Football players have their advocates and baseball players their supporters. Now, Kodiak’s skaters, bikers and scooter fans are getting some help, too.
As the Kodiak City Council prepares to make a decision on $1.9 million remaining after the latest phase of the Baranof Park Improvements Project, Kodiak resident Jeremiah Gardner is leading a push to ensure at least some of that money is used to improve Baranof Park’s 13-year-old skate park.
“It’s by far the most widely used space in the park,” Gardner said. “I think they really deserve a really good spot.”
Though his efforts are just beginning, there are signs of strong support. A petition begun in Gardner’s shop has about 100 signatures even without stops at traditional Kodiak petition stops like Safeway and Walmart.
“I still ride BMX, and my friends who are my age are having kids, and those kids ride, too,” Gardner said. “It’s a cool spot for father and son.”
Gardner, who bought bike shop 58 North in May, said he remembers when he was in high school and the skate park was built.
He freely admits he was a “troublemaker” in high school, and recalled shoplifting from the store he now owns. When the skate park opened, it gave him a place to meet friends and burn off energy. “It kept me out of a lot of trouble, and it got me where I am now,” he said.
After enjoying the park during high school, Gardner left Kodiak for the East Coast, where he performed music successfully. While pursuing a musical education, he took a job at a bike shop. That job turned into a career, as he became a licensed mechanic for a number of high-profile brands.
When he returned to Kodiak this year, he found that the park where he spent his high school days isn’t what it used to be.
Rails used for grinding skateboards and scooters now have a rusty tint. Ramps installed new in 1999 have been winnowed through attrition.
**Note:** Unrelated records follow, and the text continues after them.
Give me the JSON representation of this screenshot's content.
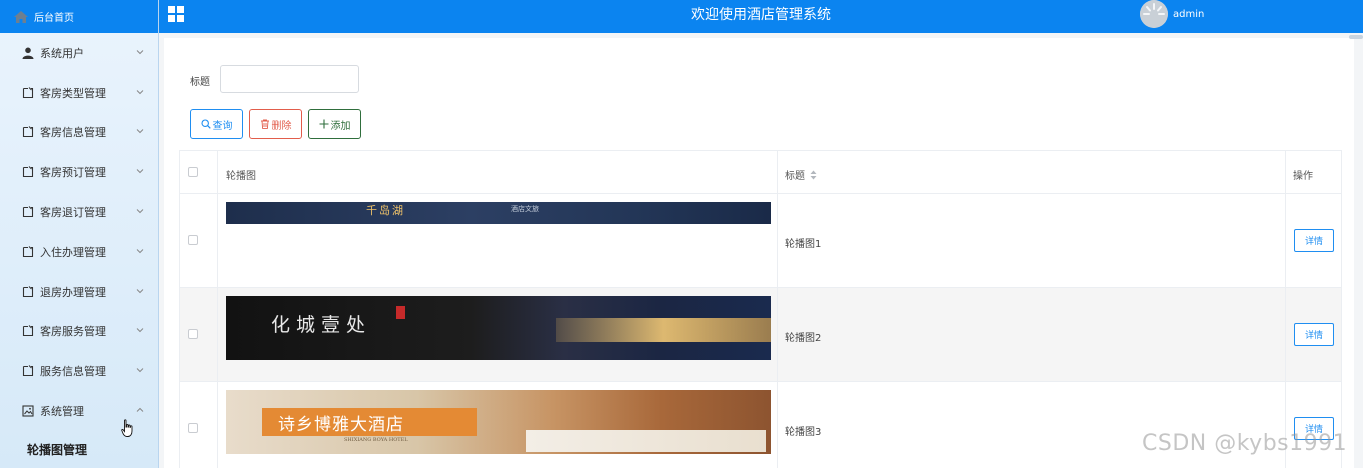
{
  "header": {
    "home_label": "后台首页",
    "title": "欢迎使用酒店管理系统",
    "user": "admin"
  },
  "sidebar": {
    "items": [
      {
        "label": "系统用户",
        "icon": "user-icon",
        "expanded": false
      },
      {
        "label": "客房类型管理",
        "icon": "document-icon",
        "expanded": false
      },
      {
        "label": "客房信息管理",
        "icon": "document-icon",
        "expanded": false
      },
      {
        "label": "客房预订管理",
        "icon": "document-icon",
        "expanded": false
      },
      {
        "label": "客房退订管理",
        "icon": "document-icon",
        "expanded": false
      },
      {
        "label": "入住办理管理",
        "icon": "document-icon",
        "expanded": false
      },
      {
        "label": "退房办理管理",
        "icon": "document-icon",
        "expanded": false
      },
      {
        "label": "客房服务管理",
        "icon": "document-icon",
        "expanded": false
      },
      {
        "label": "服务信息管理",
        "icon": "document-icon",
        "expanded": false
      },
      {
        "label": "系统管理",
        "icon": "image-icon",
        "expanded": true
      }
    ],
    "sub_item": "轮播图管理"
  },
  "search": {
    "label": "标题",
    "value": ""
  },
  "buttons": {
    "search": "查询",
    "delete": "删除",
    "add": "添加"
  },
  "table": {
    "headers": {
      "image": "轮播图",
      "title": "标题",
      "actions": "操作"
    },
    "rows": [
      {
        "title": "轮播图1",
        "action": "详情",
        "image_text": "千岛湖",
        "image_text2": "酒店文旅"
      },
      {
        "title": "轮播图2",
        "action": "详情",
        "image_text": "化城壹处",
        "image_text2": ""
      },
      {
        "title": "轮播图3",
        "action": "详情",
        "image_text": "诗乡博雅大酒店",
        "image_text2": "SHIXIANG BOYA HOTEL"
      }
    ]
  },
  "watermark": "CSDN @kybs1991",
  "colors": {
    "primary": "#0b84f0",
    "sidebar_bg": "#e3f0fb",
    "danger": "#e25d4b",
    "success": "#2f6e3c"
  }
}
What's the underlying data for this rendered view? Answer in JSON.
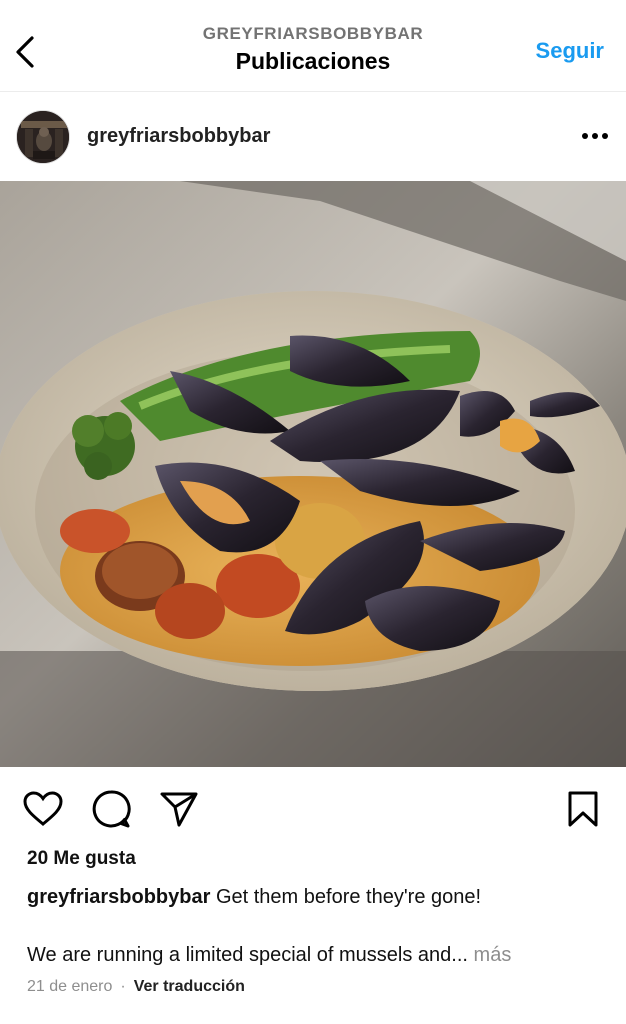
{
  "header": {
    "account": "GREYFRIARSBOBBYBAR",
    "title": "Publicaciones",
    "follow": "Seguir",
    "back_icon": "chevron-left-icon"
  },
  "post": {
    "username": "greyfriarsbobbybar",
    "likes": "20 Me gusta",
    "caption_text": "Get them before they're gone!",
    "caption_more_text": "We are running a limited special of mussels and...",
    "more_label": "más",
    "date": "21 de enero",
    "separator": "·",
    "translate": "Ver traducción"
  },
  "icons": [
    "heart-icon",
    "comment-icon",
    "share-icon",
    "bookmark-icon",
    "more-dots-icon"
  ],
  "colors": {
    "follow": "#1a9bf0",
    "muted": "#8e8e8e"
  }
}
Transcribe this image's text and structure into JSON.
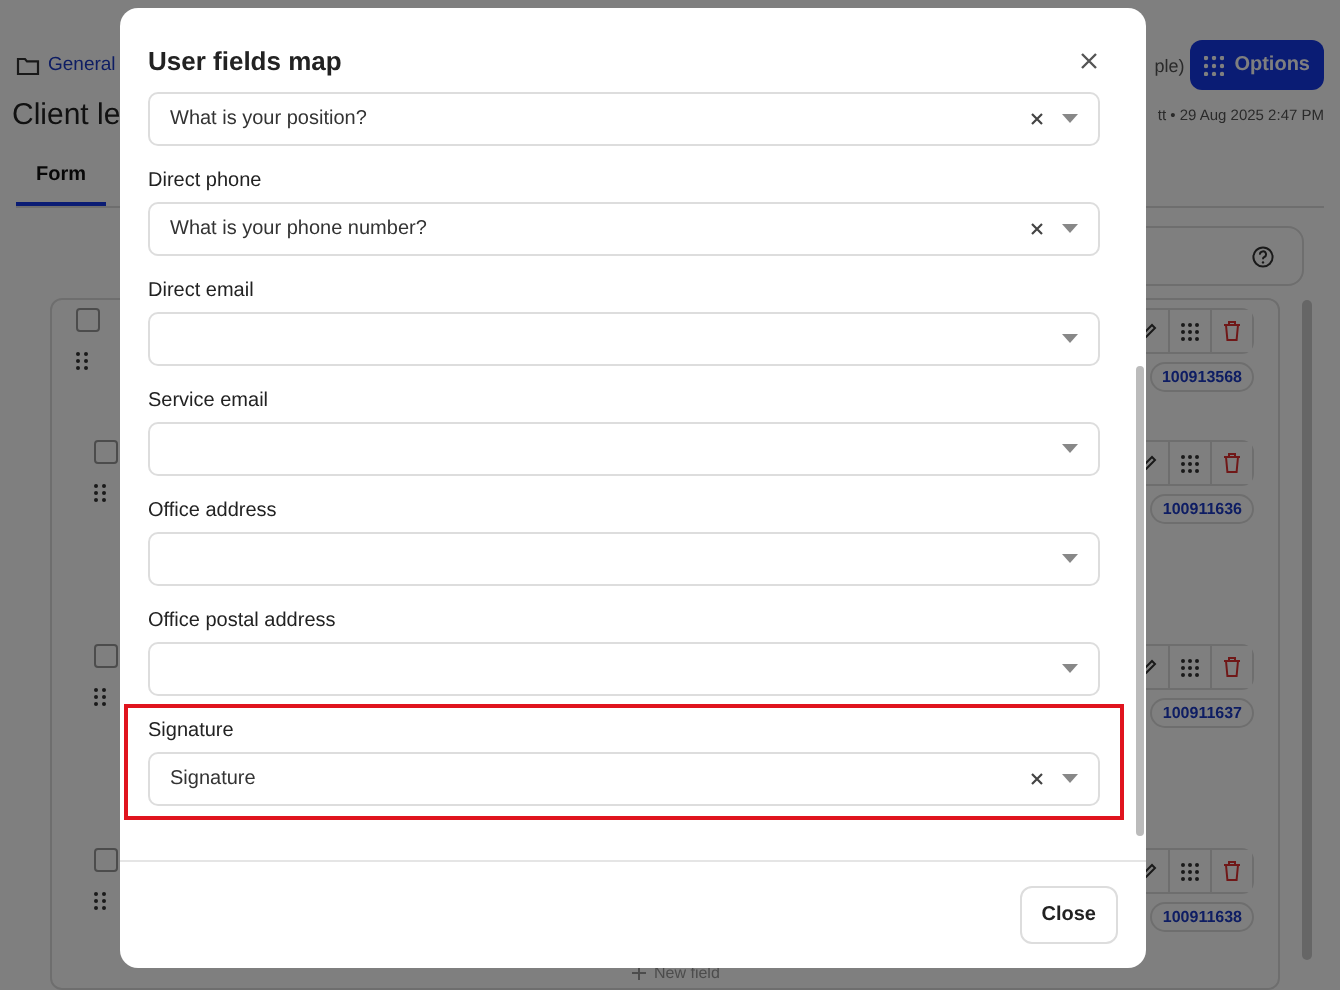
{
  "background": {
    "breadcrumb": "General",
    "title": "Client le",
    "header_note": "ple)",
    "options_button": "Options",
    "meta": "tt • 29 Aug 2025 2:47 PM",
    "tabs": [
      {
        "label": "Form",
        "selected": true
      }
    ],
    "rows": [
      {
        "id": "100913568",
        "checked": false,
        "nested": false
      },
      {
        "id": "100911636",
        "checked": false,
        "nested": true
      },
      {
        "id": "100911637",
        "checked": false,
        "nested": true
      },
      {
        "id": "100911638",
        "checked": false,
        "nested": true
      }
    ],
    "new_field": "New field"
  },
  "dialog": {
    "title": "User fields map",
    "close_button": "Close",
    "fields": [
      {
        "value": "What is your position?",
        "highlighted": false
      },
      {
        "label": "Direct phone",
        "value": "What is your phone number?",
        "highlighted": false
      },
      {
        "label": "Direct email",
        "highlighted": false
      },
      {
        "label": "Service email",
        "highlighted": false
      },
      {
        "label": "Office address",
        "highlighted": false
      },
      {
        "label": "Office postal address",
        "highlighted": false
      },
      {
        "label": "Signature",
        "value": "Signature",
        "highlighted": true
      }
    ]
  }
}
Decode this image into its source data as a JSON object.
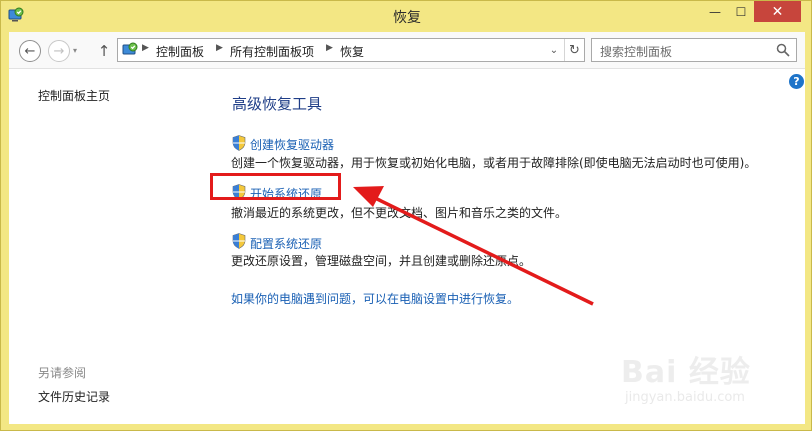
{
  "window": {
    "title": "恢复",
    "minimize_glyph": "—",
    "maximize_glyph": "☐",
    "close_glyph": "✕"
  },
  "nav": {
    "back_glyph": "←",
    "forward_glyph": "→",
    "up_glyph": "↑",
    "recent_glyph": "▾",
    "breadcrumbs": [
      "控制面板",
      "所有控制面板项",
      "恢复"
    ],
    "refresh_glyph": "↻",
    "dropdown_glyph": "⌄",
    "search_placeholder": "搜索控制面板"
  },
  "sidebar": {
    "home_label": "控制面板主页",
    "see_also_label": "另请参阅",
    "file_history_label": "文件历史记录"
  },
  "main": {
    "heading": "高级恢复工具",
    "tools": [
      {
        "label": "创建恢复驱动器",
        "desc": "创建一个恢复驱动器，用于恢复或初始化电脑，或者用于故障排除(即使电脑无法启动时也可使用)。"
      },
      {
        "label": "开始系统还原",
        "desc": "撤消最近的系统更改，但不更改文档、图片和音乐之类的文件。"
      },
      {
        "label": "配置系统还原",
        "desc": "更改还原设置，管理磁盘空间，并且创建或删除还原点。"
      }
    ],
    "footer_link": "如果你的电脑遇到问题，可以在电脑设置中进行恢复。",
    "help_glyph": "?"
  },
  "watermark": {
    "main": "Bai 经验",
    "sub": "jingyan.baidu.com"
  },
  "colors": {
    "frame": "#f3e784",
    "link": "#1a60b4",
    "heading": "#1e3d87",
    "annotation": "#e31b1b",
    "close_button": "#c7453c"
  }
}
Pounded by years of hard-riding kids and persistent rain, damaged equipment has been pulled out and never replaced.
In 1999, the converted roller hockey rink was filled with wooden ramps and blocks. Now, its asphalt surface is mostly empty, with only a few ramps. Bleachers for the nearby football field take up almost a quarter of the park’s space, crowding riders on busy days.
“There’s more kids at the skate park in any given day than there are on the rest of the fields combined in a given week,” he said.
The parks and recreation department did not have statistics immediately available to back up that claim, but on a rainy Thursday afternoon with high school football practice taking up Baranof’s main field, the skate park was the only other part of the park showing life.
Dylan Morzo, Bergil Obas and Gerald Ekin traded a scooter back and forth, performing tricks and jumps while a helmeted bike rider took running starts at the sole remaining tall ramp.
Morzo explained that he’s at the park “every sunny day when it’s sunny, except for church days,” and he wouldn’t mind seeing things improve at the park.
For a few minutes, the three traded ideas for what they’d like to see — rails, ramps, boxes and spines. “Pretty much anything,” Obas said.
On Sept. 10, the city’s parks and recreation advisory board voted to make skate park improvements their No. 2 choice for the remaining funds. The No. 1 option is an artificial turf baseball outfield.
That prospect alarms Gardner, who raised questions about a rough estimate of $1.7 million given for construction at the parks and recreation board meeting. “It’s a Kodiak project,” he said, and predicted cost overruns would eat the total remaining money.
Rick Langfitt, Kodiak High School’s baseball coach and the face usually associated with Kodiak baseball, said he thinks that’s a pessimistic approach. He forecast an artificial baseball outfield would cost no more than $1.5 million. “There could be up to $400,000 available, which I think could go to skate park improvements,” he said.
The baseball outfield could then be used as a backup sport field, allowing soccer players or Kodiak Football League players to practice and play even when the main Baranof Park field is occupied.
He also pointed out that the original plans for the Baranof Park Improvements Project called for a new Baranof Park field, track and baseball infield and outfield.
While the infield has been built, the outfield remains grass. “They should go ahead and finish the project as it was developed, as it was designed,” Langfitt said.
He pointed out that no engineering plans have been done for a skate park, and there is no cost estimate, something Gardner admits.
On Facebook and in his office, Gardner has mockups of other skate parks across the country, but no firm cost estimates and no firm plans for how those mockups would fit into the space available in Baranof Park.
In January 1999, according to city records, the city of Kodiak allocated $7,500 for equipment at the park. Another $7,500 was to be contributed by the Kodiak Island Borough and the SK8 Board, a group of skate park supporters.
Gardner suggested the most ambitious designs for Baranof Park could run into the neighborhood of $500,000. Even if that isn’t possible, Gardner wants Kodiak to remember that there’s more to Baranof Park than just baseball and football. “Some of that wealth needs to be spread around,” he said.